Data provided.
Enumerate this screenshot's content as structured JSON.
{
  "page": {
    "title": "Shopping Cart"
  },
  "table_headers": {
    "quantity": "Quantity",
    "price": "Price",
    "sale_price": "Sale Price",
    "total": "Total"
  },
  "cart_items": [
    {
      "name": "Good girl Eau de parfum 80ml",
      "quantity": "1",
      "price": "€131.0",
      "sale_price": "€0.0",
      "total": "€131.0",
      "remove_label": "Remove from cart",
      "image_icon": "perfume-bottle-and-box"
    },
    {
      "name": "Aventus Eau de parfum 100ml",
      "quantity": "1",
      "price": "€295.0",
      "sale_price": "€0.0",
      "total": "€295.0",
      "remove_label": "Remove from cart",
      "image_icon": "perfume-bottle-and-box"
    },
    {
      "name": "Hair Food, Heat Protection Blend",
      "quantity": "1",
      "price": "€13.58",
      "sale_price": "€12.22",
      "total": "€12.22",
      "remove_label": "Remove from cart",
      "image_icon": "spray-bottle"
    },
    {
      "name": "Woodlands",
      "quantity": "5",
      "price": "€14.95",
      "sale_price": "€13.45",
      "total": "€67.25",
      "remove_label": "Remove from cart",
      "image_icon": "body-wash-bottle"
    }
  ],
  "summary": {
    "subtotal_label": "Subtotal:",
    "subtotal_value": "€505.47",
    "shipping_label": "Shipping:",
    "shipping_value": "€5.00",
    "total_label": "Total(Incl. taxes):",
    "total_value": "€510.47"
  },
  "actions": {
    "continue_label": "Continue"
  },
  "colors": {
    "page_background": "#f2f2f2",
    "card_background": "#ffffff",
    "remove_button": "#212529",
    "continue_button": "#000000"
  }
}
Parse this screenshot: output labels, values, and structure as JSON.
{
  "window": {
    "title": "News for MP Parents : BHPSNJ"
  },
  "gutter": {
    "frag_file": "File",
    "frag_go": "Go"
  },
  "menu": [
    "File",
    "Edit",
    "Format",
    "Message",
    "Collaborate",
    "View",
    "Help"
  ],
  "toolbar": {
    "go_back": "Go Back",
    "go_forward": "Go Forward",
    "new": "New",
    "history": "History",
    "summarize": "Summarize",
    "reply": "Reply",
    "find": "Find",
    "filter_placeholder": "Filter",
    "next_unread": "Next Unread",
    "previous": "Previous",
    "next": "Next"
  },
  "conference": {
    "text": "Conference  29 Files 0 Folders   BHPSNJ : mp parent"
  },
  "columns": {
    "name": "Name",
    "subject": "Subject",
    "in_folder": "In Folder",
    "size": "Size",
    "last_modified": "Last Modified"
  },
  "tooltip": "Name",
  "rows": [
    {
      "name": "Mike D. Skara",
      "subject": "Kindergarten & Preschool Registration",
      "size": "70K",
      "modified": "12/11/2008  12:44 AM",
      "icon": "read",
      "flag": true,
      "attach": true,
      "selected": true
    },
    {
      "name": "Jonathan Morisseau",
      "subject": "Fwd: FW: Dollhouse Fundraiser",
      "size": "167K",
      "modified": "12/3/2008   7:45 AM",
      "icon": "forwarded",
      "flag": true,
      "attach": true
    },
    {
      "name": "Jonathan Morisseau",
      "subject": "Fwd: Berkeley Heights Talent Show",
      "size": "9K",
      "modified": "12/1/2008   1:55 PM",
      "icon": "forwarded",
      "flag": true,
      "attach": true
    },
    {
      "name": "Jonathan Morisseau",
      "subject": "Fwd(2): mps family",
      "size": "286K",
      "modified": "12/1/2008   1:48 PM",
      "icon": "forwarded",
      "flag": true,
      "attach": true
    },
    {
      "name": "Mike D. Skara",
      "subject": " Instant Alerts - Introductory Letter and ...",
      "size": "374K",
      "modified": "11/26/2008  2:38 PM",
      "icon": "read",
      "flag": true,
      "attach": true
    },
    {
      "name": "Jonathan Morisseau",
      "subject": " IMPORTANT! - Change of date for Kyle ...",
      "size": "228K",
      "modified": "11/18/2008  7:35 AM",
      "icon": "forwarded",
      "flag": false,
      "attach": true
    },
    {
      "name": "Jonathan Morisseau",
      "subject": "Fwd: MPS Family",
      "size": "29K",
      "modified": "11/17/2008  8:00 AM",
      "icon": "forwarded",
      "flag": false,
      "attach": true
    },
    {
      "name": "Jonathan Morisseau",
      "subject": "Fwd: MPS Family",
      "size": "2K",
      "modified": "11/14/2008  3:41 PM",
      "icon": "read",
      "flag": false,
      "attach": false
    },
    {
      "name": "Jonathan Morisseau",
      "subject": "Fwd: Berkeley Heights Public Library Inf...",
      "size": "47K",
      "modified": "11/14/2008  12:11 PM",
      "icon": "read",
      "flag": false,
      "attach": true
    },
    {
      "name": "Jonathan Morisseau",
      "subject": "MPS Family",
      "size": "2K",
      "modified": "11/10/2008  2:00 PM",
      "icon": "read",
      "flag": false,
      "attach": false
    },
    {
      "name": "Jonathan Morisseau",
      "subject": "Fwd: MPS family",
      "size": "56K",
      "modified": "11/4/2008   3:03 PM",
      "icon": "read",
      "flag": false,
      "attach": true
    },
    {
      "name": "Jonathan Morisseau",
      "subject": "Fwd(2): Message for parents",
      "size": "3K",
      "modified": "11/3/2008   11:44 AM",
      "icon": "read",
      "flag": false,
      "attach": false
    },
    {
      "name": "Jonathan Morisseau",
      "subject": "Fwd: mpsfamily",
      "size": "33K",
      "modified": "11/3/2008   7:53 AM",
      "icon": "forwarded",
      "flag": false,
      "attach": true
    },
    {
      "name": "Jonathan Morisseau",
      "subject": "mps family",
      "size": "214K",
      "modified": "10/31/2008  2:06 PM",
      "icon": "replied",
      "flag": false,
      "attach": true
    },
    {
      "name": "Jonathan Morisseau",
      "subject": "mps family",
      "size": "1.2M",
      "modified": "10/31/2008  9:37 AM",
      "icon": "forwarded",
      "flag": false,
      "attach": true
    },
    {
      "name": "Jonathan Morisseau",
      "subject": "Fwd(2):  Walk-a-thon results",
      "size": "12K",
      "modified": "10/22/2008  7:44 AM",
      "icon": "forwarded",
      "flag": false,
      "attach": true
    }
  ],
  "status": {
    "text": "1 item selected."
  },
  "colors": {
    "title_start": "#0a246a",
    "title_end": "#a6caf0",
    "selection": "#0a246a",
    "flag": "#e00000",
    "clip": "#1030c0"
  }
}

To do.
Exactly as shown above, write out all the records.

Reply to the exercise.
Enumerate this screenshot's content as structured JSON.
{
  "page": {
    "title": "Shopping Cart"
  },
  "table_headers": {
    "quantity": "Quantity",
    "price": "Price",
    "sale_price": "Sale Price",
    "total": "Total"
  },
  "cart_items": [
    {
      "name": "Good girl Eau de parfum 80ml",
      "quantity": "1",
      "price": "€131.0",
      "sale_price": "€0.0",
      "total": "€131.0",
      "remove_label": "Remove from cart",
      "image_icon": "perfume-bottle-and-box"
    },
    {
      "name": "Aventus Eau de parfum 100ml",
      "quantity": "1",
      "price": "€295.0",
      "sale_price": "€0.0",
      "total": "€295.0",
      "remove_label": "Remove from cart",
      "image_icon": "perfume-bottle-and-box"
    },
    {
      "name": "Hair Food, Heat Protection Blend",
      "quantity": "1",
      "price": "€13.58",
      "sale_price": "€12.22",
      "total": "€12.22",
      "remove_label": "Remove from cart",
      "image_icon": "spray-bottle"
    },
    {
      "name": "Woodlands",
      "quantity": "5",
      "price": "€14.95",
      "sale_price": "€13.45",
      "total": "€67.25",
      "remove_label": "Remove from cart",
      "image_icon": "body-wash-bottle"
    }
  ],
  "summary": {
    "subtotal_label": "Subtotal:",
    "subtotal_value": "€505.47",
    "shipping_label": "Shipping:",
    "shipping_value": "€5.00",
    "total_label": "Total(Incl. taxes):",
    "total_value": "€510.47"
  },
  "actions": {
    "continue_label": "Continue"
  },
  "colors": {
    "page_background": "#f2f2f2",
    "card_background": "#ffffff",
    "remove_button": "#212529",
    "continue_button": "#000000"
  }
}
Parse this screenshot: output labels, values, and structure as JSON.
{
  "window": {
    "title": "News for MP Parents : BHPSNJ"
  },
  "gutter": {
    "frag_file": "File",
    "frag_go": "Go"
  },
  "menu": [
    "File",
    "Edit",
    "Format",
    "Message",
    "Collaborate",
    "View",
    "Help"
  ],
  "toolbar": {
    "go_back": "Go Back",
    "go_forward": "Go Forward",
    "new": "New",
    "history": "History",
    "summarize": "Summarize",
    "reply": "Reply",
    "find": "Find",
    "filter_placeholder": "Filter",
    "next_unread": "Next Unread",
    "previous": "Previous",
    "next": "Next"
  },
  "conference": {
    "text": "Conference  29 Files 0 Folders   BHPSNJ : mp parent"
  },
  "columns": {
    "name": "Name",
    "subject": "Subject",
    "in_folder": "In Folder",
    "size": "Size",
    "last_modified": "Last Modified"
  },
  "tooltip": "Name",
  "rows": [
    {
      "name": "Mike D. Skara",
      "subject": "Kindergarten & Preschool Registration",
      "size": "70K",
      "modified": "12/11/2008  12:44 AM",
      "icon": "read",
      "flag": true,
      "attach": true,
      "selected": true
    },
    {
      "name": "Jonathan Morisseau",
      "subject": "Fwd: FW: Dollhouse Fundraiser",
      "size": "167K",
      "modified": "12/3/2008   7:45 AM",
      "icon": "forwarded",
      "flag": true,
      "attach": true
    },
    {
      "name": "Jonathan Morisseau",
      "subject": "Fwd: Berkeley Heights Talent Show",
      "size": "9K",
      "modified": "12/1/2008   1:55 PM",
      "icon": "forwarded",
      "flag": true,
      "attach": true
    },
    {
      "name": "Jonathan Morisseau",
      "subject": "Fwd(2): mps family",
      "size": "286K",
      "modified": "12/1/2008   1:48 PM",
      "icon": "forwarded",
      "flag": true,
      "attach": true
    },
    {
      "name": "Mike D. Skara",
      "subject": " Instant Alerts - Introductory Letter and ...",
      "size": "374K",
      "modified": "11/26/2008  2:38 PM",
      "icon": "read",
      "flag": true,
      "attach": true
    },
    {
      "name": "Jonathan Morisseau",
      "subject": " IMPORTANT! - Change of date for Kyle ...",
      "size": "228K",
      "modified": "11/18/2008  7:35 AM",
      "icon": "forwarded",
      "flag": false,
      "attach": true
    },
    {
      "name": "Jonathan Morisseau",
      "subject": "Fwd: MPS Family",
      "size": "29K",
      "modified": "11/17/2008  8:00 AM",
      "icon": "forwarded",
      "flag": false,
      "attach": true
    },
    {
      "name": "Jonathan Morisseau",
      "subject": "Fwd: MPS Family",
      "size": "2K",
      "modified": "11/14/2008  3:41 PM",
      "icon": "read",
      "flag": false,
      "attach": false
    },
    {
      "name": "Jonathan Morisseau",
      "subject": "Fwd: Berkeley Heights Public Library Inf...",
      "size": "47K",
      "modified": "11/14/2008  12:11 PM",
      "icon": "read",
      "flag": false,
      "attach": true
    },
    {
      "name": "Jonathan Morisseau",
      "subject": "MPS Family",
      "size": "2K",
      "modified": "11/10/2008  2:00 PM",
      "icon": "read",
      "flag": false,
      "attach": false
    },
    {
      "name": "Jonathan Morisseau",
      "subject": "Fwd: MPS family",
      "size": "56K",
      "modified": "11/4/2008   3:03 PM",
      "icon": "read",
      "flag": false,
      "attach": true
    },
    {
      "name": "Jonathan Morisseau",
      "subject": "Fwd(2): Message for parents",
      "size": "3K",
      "modified": "11/3/2008   11:44 AM",
      "icon": "read",
      "flag": false,
      "attach": false
    },
    {
      "name": "Jonathan Morisseau",
      "subject": "Fwd: mpsfamily",
      "size": "33K",
      "modified": "11/3/2008   7:53 AM",
      "icon": "forwarded",
      "flag": false,
      "attach": true
    },
    {
      "name": "Jonathan Morisseau",
      "subject": "mps family",
      "size": "214K",
      "modified": "10/31/2008  2:06 PM",
      "icon": "replied",
      "flag": false,
      "attach": true
    },
    {
      "name": "Jonathan Morisseau",
      "subject": "mps family",
      "size": "1.2M",
      "modified": "10/31/2008  9:37 AM",
      "icon": "forwarded",
      "flag": false,
      "attach": true
    },
    {
      "name": "Jonathan Morisseau",
      "subject": "Fwd(2):  Walk-a-thon results",
      "size": "12K",
      "modified": "10/22/2008  7:44 AM",
      "icon": "forwarded",
      "flag": false,
      "attach": true
    }
  ],
  "status": {
    "text": "1 item selected."
  },
  "colors": {
    "title_start": "#0a246a",
    "title_end": "#a6caf0",
    "selection": "#0a246a",
    "flag": "#e00000",
    "clip": "#1030c0"
  }
}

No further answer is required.